Apart from Mother’s Day, the month of May also marks many college graduations. It is a time that college graduates trade in their dorm rooms for apartments or mortgages, and ditch their skateboards and vespas to upgrade to a real ride. But for many, buying their first car can be daunting and if you’re unfamiliar with how the process works, you may end up paying the price – literally.
To help you navigate the ins and outs of car buying, our Mvelopes automotive and financial experts, have put together some of the deadliest sins of car buying.
Don’t: Focus on monthly payment.
By focusing on the final monthly payment of your auto loan, you’re ignoring the full cost of your future vehicle. Lenders will be happy to offer you 7 to 9-year loans to make sure you get the payment you want because they know you’ll be paying more in interest over time.

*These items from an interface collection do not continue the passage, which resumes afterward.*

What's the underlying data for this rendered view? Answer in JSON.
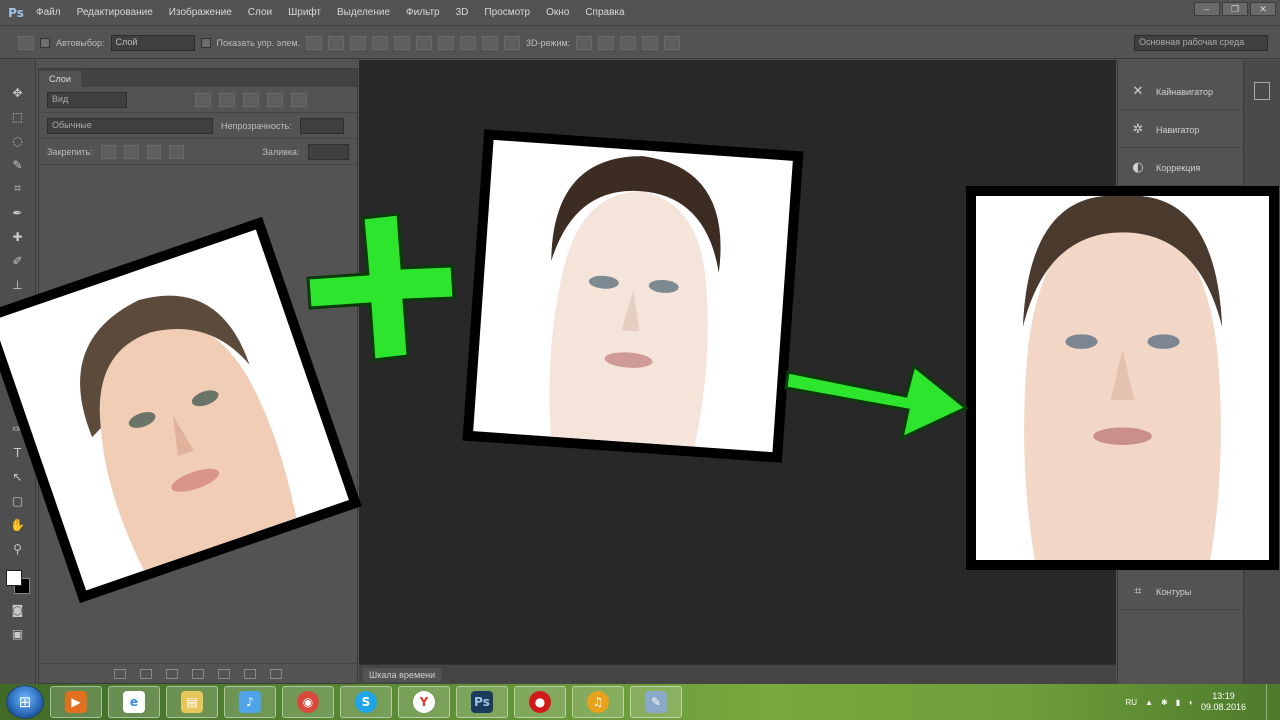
{
  "menu": {
    "logo": "Ps",
    "items": [
      "Файл",
      "Редактирование",
      "Изображение",
      "Слои",
      "Шрифт",
      "Выделение",
      "Фильтр",
      "3D",
      "Просмотр",
      "Окно",
      "Справка"
    ]
  },
  "options_bar": {
    "autoselect_label": "Автовыбор:",
    "autoselect_value": "Слой",
    "show_controls_label": "Показать упр. элем.",
    "mode_3d_label": "3D-режим:",
    "workspace_value": "Основная рабочая среда"
  },
  "layers_panel": {
    "tab_label": "Слои",
    "filter_value": "Вид",
    "blend_mode": "Обычные",
    "opacity_label": "Непрозрачность:",
    "lock_label": "Закрепить:",
    "fill_label": "Заливка:"
  },
  "right_dock": {
    "items": [
      {
        "label": "Кайнавигатор",
        "icon": "navigator-icon"
      },
      {
        "label": "Навигатор",
        "icon": "navigator-compass-icon"
      },
      {
        "label": "Коррекция",
        "icon": "adjustments-icon"
      },
      {
        "label": "Контуры",
        "icon": "paths-icon"
      }
    ]
  },
  "timeline": {
    "tab_label": "Шкала времени"
  },
  "overlay": {
    "plus_color": "#2ee52e",
    "arrow_color": "#2ee52e"
  },
  "taskbar": {
    "buttons": [
      {
        "name": "media-player",
        "icon": "media-player-icon",
        "color": "#e0701f"
      },
      {
        "name": "internet-explorer",
        "icon": "ie-icon",
        "color": "#2f8fe0"
      },
      {
        "name": "file-explorer",
        "icon": "folder-icon",
        "color": "#e8c75a"
      },
      {
        "name": "sound",
        "icon": "sound-icon",
        "color": "#4fa3e8"
      },
      {
        "name": "chrome",
        "icon": "chrome-icon",
        "color": "#d94a3c"
      },
      {
        "name": "skype",
        "icon": "skype-icon",
        "color": "#1ea4e8"
      },
      {
        "name": "yandex",
        "icon": "yandex-icon",
        "color": "#e5322d"
      },
      {
        "name": "photoshop",
        "icon": "photoshop-icon",
        "color": "#1c3a5a",
        "text": "Ps"
      },
      {
        "name": "recorder",
        "icon": "record-icon",
        "color": "#d11b1b"
      },
      {
        "name": "aimp",
        "icon": "headphones-icon",
        "color": "#e8a11a"
      },
      {
        "name": "paint",
        "icon": "paint-icon",
        "color": "#8aa9c8"
      }
    ],
    "tray_lang": "RU",
    "clock_time": "13:19",
    "clock_date": "09.08.2016"
  }
}
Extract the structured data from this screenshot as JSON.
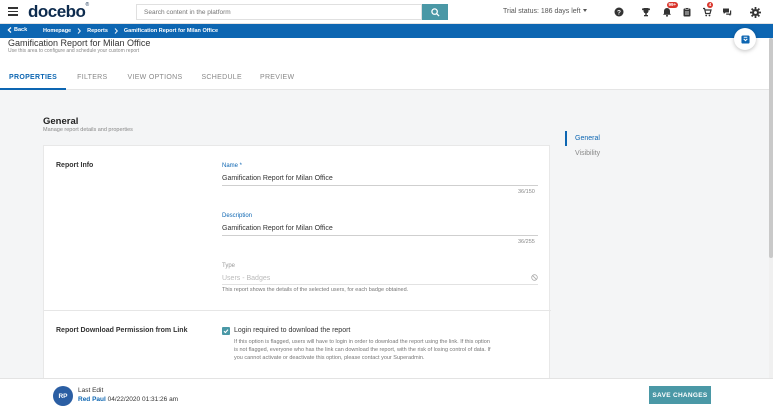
{
  "topbar": {
    "logo": "docebo",
    "logo_mark": "®",
    "search_placeholder": "Search content in the platform",
    "trial_status": "Trial status: 186 days left",
    "notification_badge": "99+",
    "cart_badge": "4"
  },
  "breadcrumb": {
    "back_label": "Back",
    "items": [
      "Homepage",
      "Reports",
      "Gamification Report for Milan Office"
    ]
  },
  "header": {
    "title": "Gamification Report for Milan Office",
    "subtitle": "Use this area to configure and schedule your custom report",
    "tabs": [
      "PROPERTIES",
      "FILTERS",
      "VIEW OPTIONS",
      "SCHEDULE",
      "PREVIEW"
    ],
    "active_tab": "PROPERTIES"
  },
  "section": {
    "title": "General",
    "subtitle": "Manage report details and properties"
  },
  "report_info": {
    "label": "Report Info",
    "name_label": "Name *",
    "name_value": "Gamification Report for Milan Office",
    "name_counter": "36/150",
    "description_label": "Description",
    "description_value": "Gamification Report for Milan Office",
    "description_counter": "36/255",
    "type_label": "Type",
    "type_value": "Users - Badges",
    "type_help": "This report shows the details of the selected users, for each badge obtained."
  },
  "download_permission": {
    "label": "Report Download Permission from Link",
    "checkbox_label": "Login required to download the report",
    "checked": true,
    "help_line1": "If this option is flagged, users will have to login in order to download the report using the link. If this option",
    "help_line2": "is not flagged, everyone who has the link can download the report, with the risk of losing control of data. If",
    "help_line3": "you cannot activate or deactivate this option, please contact your Superadmin."
  },
  "right_nav": {
    "items": [
      "General",
      "Visibility"
    ],
    "active": "General"
  },
  "footer": {
    "avatar_initials": "RP",
    "last_edit_label": "Last Edit",
    "editor_name": "Red Paul",
    "edit_timestamp": "04/22/2020 01:31:26 am",
    "save_label": "SAVE CHANGES"
  },
  "colors": {
    "brand_blue": "#0d66b2",
    "accent_teal": "#4a98a6",
    "badge_red": "#d9342b",
    "logo_navy": "#0d2b4e"
  }
}
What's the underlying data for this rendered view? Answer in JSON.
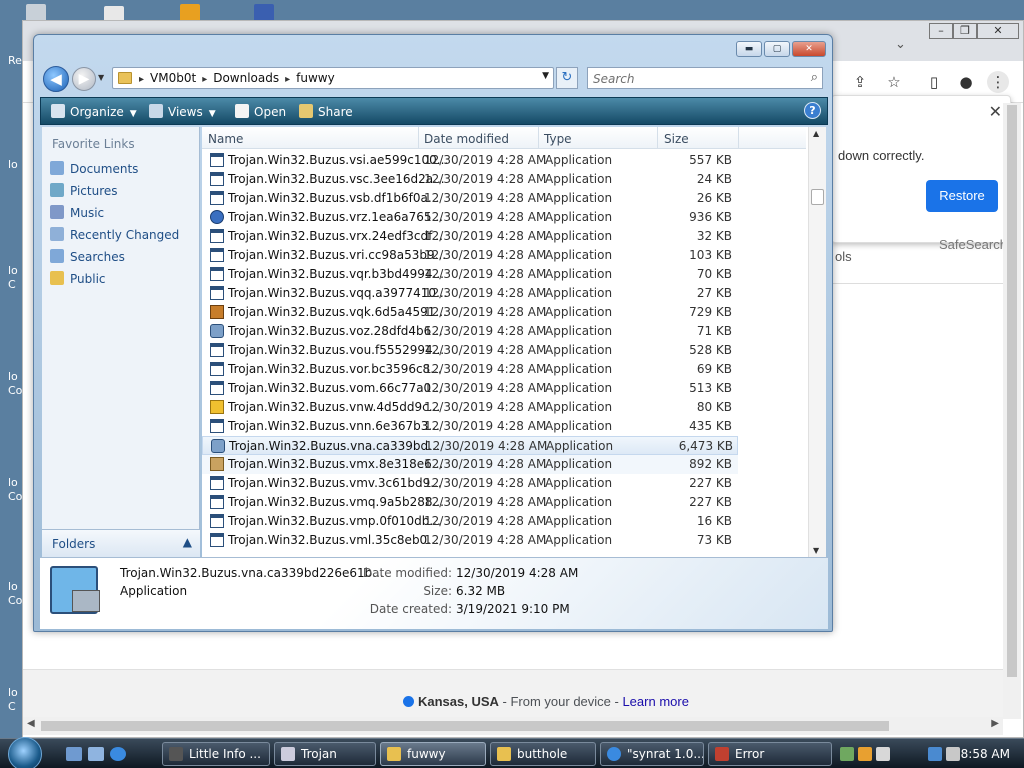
{
  "desktop": {
    "partial_labels": [
      "Re",
      "lo",
      "lo C",
      "lo Co",
      "lo Co",
      "lo Co",
      "lo C"
    ]
  },
  "chrome": {
    "popup": {
      "text": "down correctly.",
      "restore_label": "Restore"
    },
    "safesearch_label": "SafeSearch",
    "tools_partial": "ols",
    "footer": {
      "location": "Kansas, USA",
      "from_device": " - From your device - ",
      "learn_more": "Learn more"
    }
  },
  "explorer": {
    "address": {
      "crumbs": [
        "VM0b0t",
        "Downloads",
        "fuwwy"
      ]
    },
    "search_placeholder": "Search",
    "toolbar": {
      "organize": "Organize",
      "views": "Views",
      "open": "Open",
      "share": "Share"
    },
    "nav": {
      "header": "Favorite Links",
      "items": [
        "Documents",
        "Pictures",
        "Music",
        "Recently Changed",
        "Searches",
        "Public"
      ],
      "folders_label": "Folders"
    },
    "columns": [
      "Name",
      "Date modified",
      "Type",
      "Size"
    ],
    "files": [
      {
        "name": "Trojan.Win32.Buzus.vsi.ae599c100...",
        "date": "12/30/2019 4:28 AM",
        "type": "Application",
        "size": "557 KB",
        "icon": "app-window-icon"
      },
      {
        "name": "Trojan.Win32.Buzus.vsc.3ee16d2a...",
        "date": "12/30/2019 4:28 AM",
        "type": "Application",
        "size": "24 KB",
        "icon": "app-generic-icon"
      },
      {
        "name": "Trojan.Win32.Buzus.vsb.df1b6f0a...",
        "date": "12/30/2019 4:28 AM",
        "type": "Application",
        "size": "26 KB",
        "icon": "app-window-icon"
      },
      {
        "name": "Trojan.Win32.Buzus.vrz.1ea6a765...",
        "date": "12/30/2019 4:28 AM",
        "type": "Application",
        "size": "936 KB",
        "icon": "globe-icon"
      },
      {
        "name": "Trojan.Win32.Buzus.vrx.24edf3cdf...",
        "date": "12/30/2019 4:28 AM",
        "type": "Application",
        "size": "32 KB",
        "icon": "app-generic-icon"
      },
      {
        "name": "Trojan.Win32.Buzus.vri.cc98a53b9...",
        "date": "12/30/2019 4:28 AM",
        "type": "Application",
        "size": "103 KB",
        "icon": "app-window-icon"
      },
      {
        "name": "Trojan.Win32.Buzus.vqr.b3bd4994...",
        "date": "12/30/2019 4:28 AM",
        "type": "Application",
        "size": "70 KB",
        "icon": "app-window-icon"
      },
      {
        "name": "Trojan.Win32.Buzus.vqq.a3977410...",
        "date": "12/30/2019 4:28 AM",
        "type": "Application",
        "size": "27 KB",
        "icon": "app-window-icon"
      },
      {
        "name": "Trojan.Win32.Buzus.vqk.6d5a4591...",
        "date": "12/30/2019 4:28 AM",
        "type": "Application",
        "size": "729 KB",
        "icon": "image-app-icon"
      },
      {
        "name": "Trojan.Win32.Buzus.voz.28dfd4b6...",
        "date": "12/30/2019 4:28 AM",
        "type": "Application",
        "size": "71 KB",
        "icon": "gear-app-icon"
      },
      {
        "name": "Trojan.Win32.Buzus.vou.f5552994...",
        "date": "12/30/2019 4:28 AM",
        "type": "Application",
        "size": "528 KB",
        "icon": "app-window-icon"
      },
      {
        "name": "Trojan.Win32.Buzus.vor.bc3596c8...",
        "date": "12/30/2019 4:28 AM",
        "type": "Application",
        "size": "69 KB",
        "icon": "app-window-icon"
      },
      {
        "name": "Trojan.Win32.Buzus.vom.66c77a0...",
        "date": "12/30/2019 4:28 AM",
        "type": "Application",
        "size": "513 KB",
        "icon": "app-window-icon"
      },
      {
        "name": "Trojan.Win32.Buzus.vnw.4d5dd9c...",
        "date": "12/30/2019 4:28 AM",
        "type": "Application",
        "size": "80 KB",
        "icon": "key-app-icon"
      },
      {
        "name": "Trojan.Win32.Buzus.vnn.6e367b3...",
        "date": "12/30/2019 4:28 AM",
        "type": "Application",
        "size": "435 KB",
        "icon": "app-window-icon"
      },
      {
        "name": "Trojan.Win32.Buzus.vna.ca339bd...",
        "date": "12/30/2019 4:28 AM",
        "type": "Application",
        "size": "6,473 KB",
        "icon": "installer-icon",
        "selected": true
      },
      {
        "name": "Trojan.Win32.Buzus.vmx.8e318e6...",
        "date": "12/30/2019 4:28 AM",
        "type": "Application",
        "size": "892 KB",
        "icon": "package-icon",
        "hovered": true
      },
      {
        "name": "Trojan.Win32.Buzus.vmv.3c61bd9...",
        "date": "12/30/2019 4:28 AM",
        "type": "Application",
        "size": "227 KB",
        "icon": "app-window-icon"
      },
      {
        "name": "Trojan.Win32.Buzus.vmq.9a5b288...",
        "date": "12/30/2019 4:28 AM",
        "type": "Application",
        "size": "227 KB",
        "icon": "app-window-icon"
      },
      {
        "name": "Trojan.Win32.Buzus.vmp.0f010db...",
        "date": "12/30/2019 4:28 AM",
        "type": "Application",
        "size": "16 KB",
        "icon": "app-window-icon"
      },
      {
        "name": "Trojan.Win32.Buzus.vml.35c8eb0...",
        "date": "12/30/2019 4:28 AM",
        "type": "Application",
        "size": "73 KB",
        "icon": "app-window-icon"
      }
    ],
    "details": {
      "name": "Trojan.Win32.Buzus.vna.ca339bd226e61b...",
      "type": "Application",
      "date_modified_label": "Date modified:",
      "date_modified": "12/30/2019 4:28 AM",
      "size_label": "Size:",
      "size": "6.32 MB",
      "date_created_label": "Date created:",
      "date_created": "3/19/2021 9:10 PM"
    }
  },
  "taskbar": {
    "buttons": [
      "Little Info ...",
      "Trojan",
      "fuwwy",
      "butthole",
      "\"synrat 1.0...",
      "Error"
    ],
    "active_index": 2,
    "clock": "8:58 AM"
  }
}
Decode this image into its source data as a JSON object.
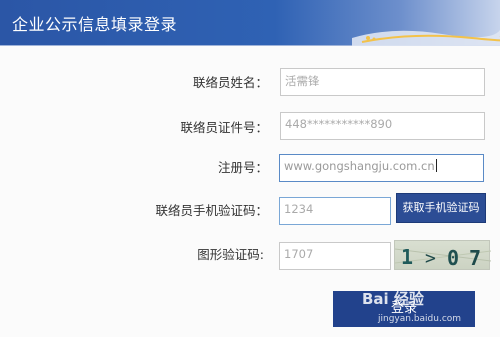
{
  "header": {
    "title": "企业公示信息填录登录"
  },
  "form": {
    "name_label": "联络员姓名：",
    "name_value": "活需锋",
    "id_label": "联络员证件号：",
    "id_value": "448***********890",
    "reg_label": "注册号：",
    "reg_value": "www.gongshangju.com.cn",
    "sms_label": "联络员手机验证码：",
    "sms_value": "1234",
    "sms_button": "获取手机验证码",
    "captcha_label": "图形验证码:",
    "captcha_value": "1707",
    "captcha_image_text": "1>07",
    "login_button": "登录"
  },
  "watermark": {
    "main": "Bai 经验",
    "sub": "jingyan.baidu.com"
  },
  "colors": {
    "header_blue": "#2b56a6",
    "button_blue": "#2c4d95",
    "login_blue": "#22428c"
  }
}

Instead, focus your negotiation on the actual price of the vehicle and try to only take a 60-month loan at most.
Don’t: Take a trade-in value for less than your loan payoff.
This is one of the most common car buying sins due to longer loan terms and new-car depreciation. People find themselves underwater in a car they can’t afford, so they come back to the dealership to trade it in for a cheaper car. The problem? The dealership is going to offer them way less than what their loan payoff is, but will roll the difference into a loan on another car. Now, if they needed to quickly get out of this new loan for some reason, they’d be in even more trouble.
Don’t: Tell the dealer you are paying cash for a used car.
People always make the mistake of bragging that they can pay cash and they want a discount for doing so. The days of getting
a discount for paying cash are long gone! That happened years ago when dealers had to wait to get their money from the banks. Today, deals are financed without delay. After you reveal you are paying cash the dealer now knows they will not make money on the financing so they will keep the price high.
Don’t: Tell the dealer that your old car was totaled.
By revealing that your old car was totaled lets the dealer know that you are without a car and will need to obtain a vehicle quickly. Salespeople are less likely to barter if they know your need is high.
Don’t: Go car buying when the dealership is busy.
By waiting for non-peak times (like weekdays or when the weather is bad) you ensure that salespeople are dedicated to you and you alone. When there is a lot of foot traffic in the dealership, it is easy for a salesperson to pass on your deal with the hopes of closing someone else’s. Everyone wants to shop on a Saturday, but possibly saving $1,000 by shopping on a Tuesday may be worth it.
The last few days of October are the absolute best times to buy a car from a dealership? Most dealers are cutting prices near the end of the year to make room on their lot for all of the new year’s models. Also, many salespeople have sales quotas. If they haven’t reached their quota by the end of the month, they are more more likely to give you a great deal!